Of course, that was wonderfully convenient. I didn’t know anyone named “Goodbar” or “Twix”, so for a long time I satisfied myself with avoiding the Clark Bar and thoroughly enjoying whatever else I might find hidden away in the recesses of my grandparents’ dining room.

Clark Bar
The Clark Bar

I rediscovered the Clark Bar two decades later while on a field trip with a group of students in downtown Uniontown. My mind was immediately perplexed with how I had been able to forget such a clear memory from my childhood – let alone an absolute local history bonanza. That rediscovery touched off many years of research.

I was immediately engrossed by the details of the company’s history. David L. Clark was an Irish American, who had started his own confectionery in the back of his house. Those early efforts would expand into a brand that would become synonymous with Pittsburgh and introduce products that would continue to be made long after the company ceased to exist.

Initially, I turned my research into a lecture (Blue Collar Candy: The History of the D.L. Clark Company). I have been fortunate enough to share this lecture with several historical organizations throughout the Pittsburgh region over the last four years.

I shared this summary of the lecture with any hosting historical society, library, or museum for the purpose of publishing announcements:

Pittsburgh in the 19th and 20th centuries could, at times, be rough around the edges: the crackle of blast furnaces; the roar of locomotives; and the blast of steamboat whistles. Those features made up the Steel City we know and love – but that city had a sweeter side. Amidst the coal barons, railroad tycoons, and industrialists, existed one of our nation’s most successive chocolatiers and confectioners –David L. Clark. Clark, an Irish – born immigrant, established the D.L. Clark Company and helped pioneer various types of candy throughout the early 20th century. From the Clark Bar to the Zagnut and every treat in between, D.L. Clark Company products have brought smiles to the faces of Pittsburghers for over 125 years.

The Monongahela Area Historical Society was the first organization to host the lecture in 2012.

A few days after the presentation, I received a letter from Renee Exler of Monongahela, Pennsylvania, who is a member of the Monongahela Area Historical Society and Pittsburgh History and Landmark Foundation.

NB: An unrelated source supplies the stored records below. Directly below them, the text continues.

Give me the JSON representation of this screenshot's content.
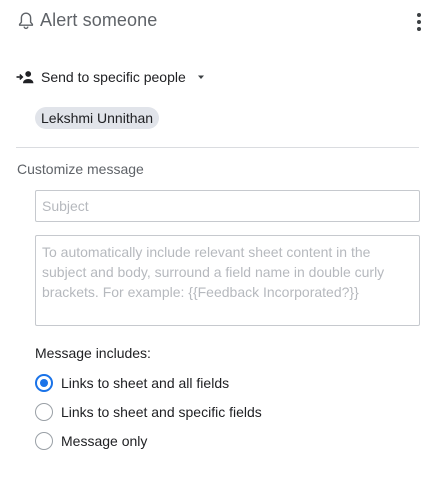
{
  "header": {
    "icon": "bell-icon",
    "title": "Alert someone",
    "menu_icon": "more-vert-icon"
  },
  "recipients": {
    "icon": "person-add-icon",
    "mode_label": "Send to specific people",
    "chips": [
      "Lekshmi Unnithan"
    ]
  },
  "customize": {
    "label": "Customize message",
    "subject_placeholder": "Subject",
    "body_placeholder": "To automatically include relevant sheet content in the subject and body, surround a field name in double curly brackets. For example: {{Feedback Incorporated?}}"
  },
  "includes": {
    "label": "Message includes:",
    "options": [
      {
        "label": "Links to sheet and all fields",
        "selected": true
      },
      {
        "label": "Links to sheet and specific fields",
        "selected": false
      },
      {
        "label": "Message only",
        "selected": false
      }
    ]
  },
  "colors": {
    "accent": "#1a73e8",
    "chip_bg": "#e1e4ea",
    "muted_text": "#5f6368"
  }
}
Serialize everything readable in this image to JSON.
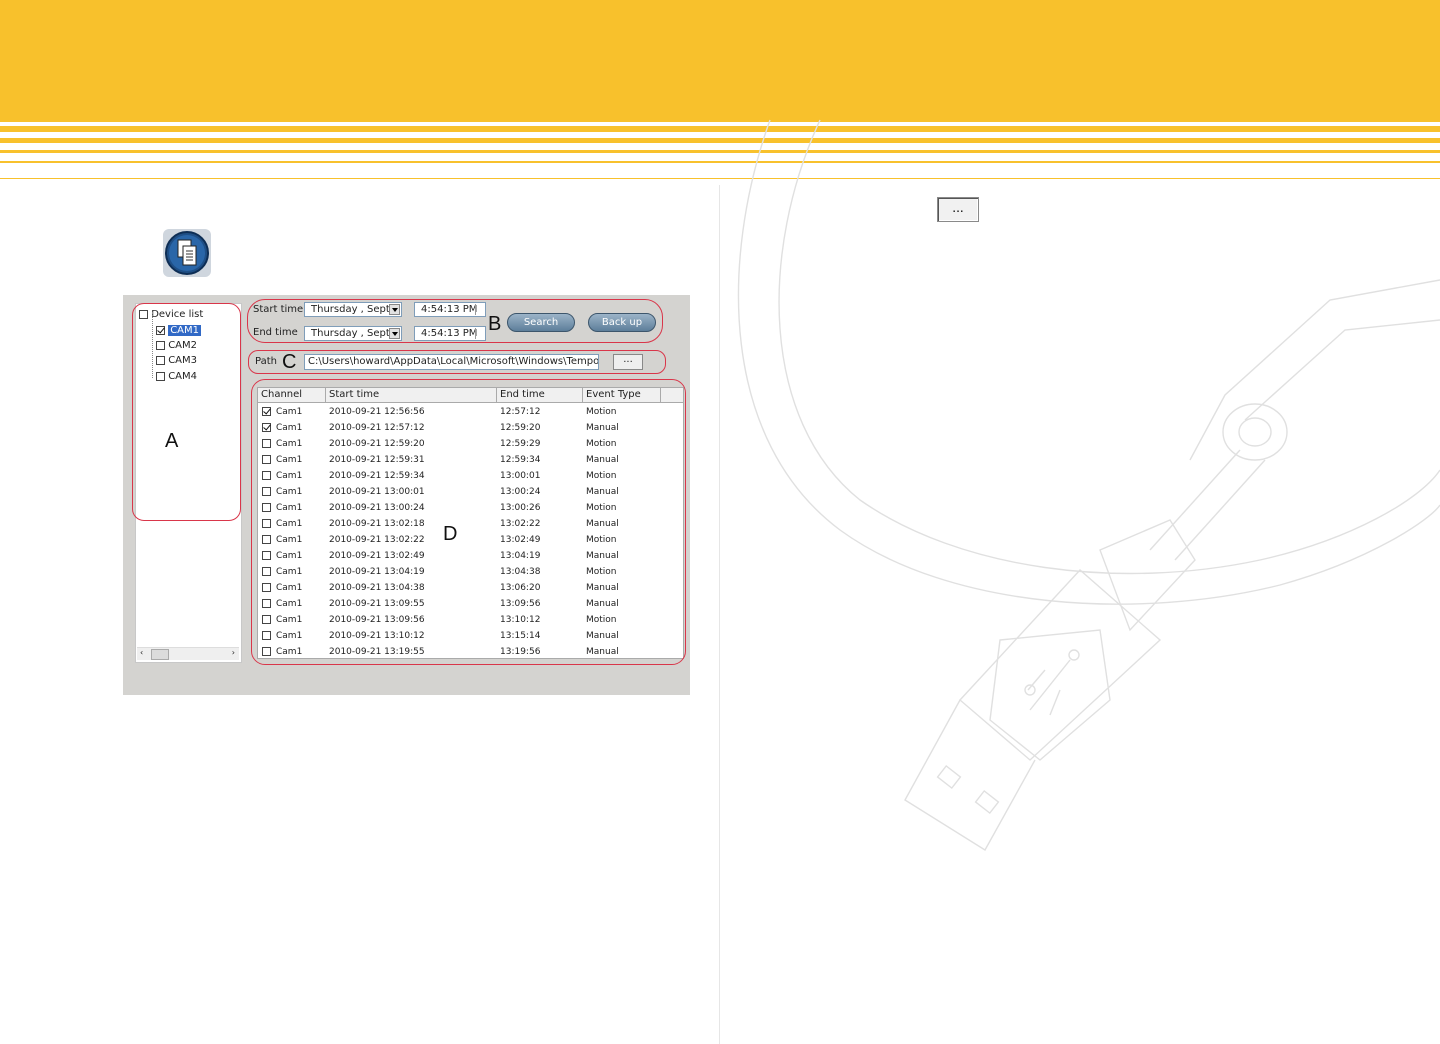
{
  "ellipsis_button": "...",
  "app": {
    "tree": {
      "root": {
        "label": "Device list",
        "checked": false
      },
      "items": [
        {
          "label": "CAM1",
          "checked": true,
          "selected": true
        },
        {
          "label": "CAM2",
          "checked": false,
          "selected": false
        },
        {
          "label": "CAM3",
          "checked": false,
          "selected": false
        },
        {
          "label": "CAM4",
          "checked": false,
          "selected": false
        }
      ]
    },
    "search": {
      "start_label": "Start time",
      "start_date": "Thursday  , Sept",
      "start_time": "4:54:13 PM",
      "end_label": "End time",
      "end_date": "Thursday  , Sept",
      "end_time": "4:54:13 PM",
      "search_button": "Search",
      "backup_button": "Back up"
    },
    "path": {
      "label": "Path",
      "value": "C:\\Users\\howard\\AppData\\Local\\Microsoft\\Windows\\Temporary ...",
      "browse": "..."
    },
    "regions": {
      "a": "A",
      "b": "B",
      "c": "C",
      "d": "D"
    },
    "table": {
      "headers": [
        "Channel",
        "Start time",
        "End time",
        "Event Type"
      ],
      "rows": [
        {
          "checked": true,
          "channel": "Cam1",
          "start": "2010-09-21 12:56:56",
          "end": "12:57:12",
          "type": "Motion"
        },
        {
          "checked": true,
          "channel": "Cam1",
          "start": "2010-09-21 12:57:12",
          "end": "12:59:20",
          "type": "Manual"
        },
        {
          "checked": false,
          "channel": "Cam1",
          "start": "2010-09-21 12:59:20",
          "end": "12:59:29",
          "type": "Motion"
        },
        {
          "checked": false,
          "channel": "Cam1",
          "start": "2010-09-21 12:59:31",
          "end": "12:59:34",
          "type": "Manual"
        },
        {
          "checked": false,
          "channel": "Cam1",
          "start": "2010-09-21 12:59:34",
          "end": "13:00:01",
          "type": "Motion"
        },
        {
          "checked": false,
          "channel": "Cam1",
          "start": "2010-09-21 13:00:01",
          "end": "13:00:24",
          "type": "Manual"
        },
        {
          "checked": false,
          "channel": "Cam1",
          "start": "2010-09-21 13:00:24",
          "end": "13:00:26",
          "type": "Motion"
        },
        {
          "checked": false,
          "channel": "Cam1",
          "start": "2010-09-21 13:02:18",
          "end": "13:02:22",
          "type": "Manual"
        },
        {
          "checked": false,
          "channel": "Cam1",
          "start": "2010-09-21 13:02:22",
          "end": "13:02:49",
          "type": "Motion"
        },
        {
          "checked": false,
          "channel": "Cam1",
          "start": "2010-09-21 13:02:49",
          "end": "13:04:19",
          "type": "Manual"
        },
        {
          "checked": false,
          "channel": "Cam1",
          "start": "2010-09-21 13:04:19",
          "end": "13:04:38",
          "type": "Motion"
        },
        {
          "checked": false,
          "channel": "Cam1",
          "start": "2010-09-21 13:04:38",
          "end": "13:06:20",
          "type": "Manual"
        },
        {
          "checked": false,
          "channel": "Cam1",
          "start": "2010-09-21 13:09:55",
          "end": "13:09:56",
          "type": "Manual"
        },
        {
          "checked": false,
          "channel": "Cam1",
          "start": "2010-09-21 13:09:56",
          "end": "13:10:12",
          "type": "Motion"
        },
        {
          "checked": false,
          "channel": "Cam1",
          "start": "2010-09-21 13:10:12",
          "end": "13:15:14",
          "type": "Manual"
        },
        {
          "checked": false,
          "channel": "Cam1",
          "start": "2010-09-21 13:19:55",
          "end": "13:19:56",
          "type": "Manual"
        }
      ]
    }
  },
  "colors": {
    "header": "#f8c12c",
    "highlight": "#d9364a",
    "selection": "#3169c6"
  }
}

What I received turned out to be a copy of a letter Renee had sent to Andy Masich, the President and CEO of the Heinz History Center in Pittsburgh, Pennsylvania. Renee was kind enough to pass a copy along to me. The letter spoke well of the presentation, pointed out my research to Mr. Masich, and stated that, “People around the world have heard of the Clark Bar, perhaps eaten one, but this great Pittsburgh history would be lost…if it wasn’t for someone like Joshua Scully.”

My goal remains to eventually write the story of the D.L. Clark Company and seek publication. This is an ongoing passion and project.

After all that I’ve accomplished with this, I can’t help but wonder – what if I didn’t have a grandfather named Clark? What if my grandmother had said, “the Oh Henry! bars aren’t for you!”?

And then there’s the Zagnut, which has really created a niche all to itself.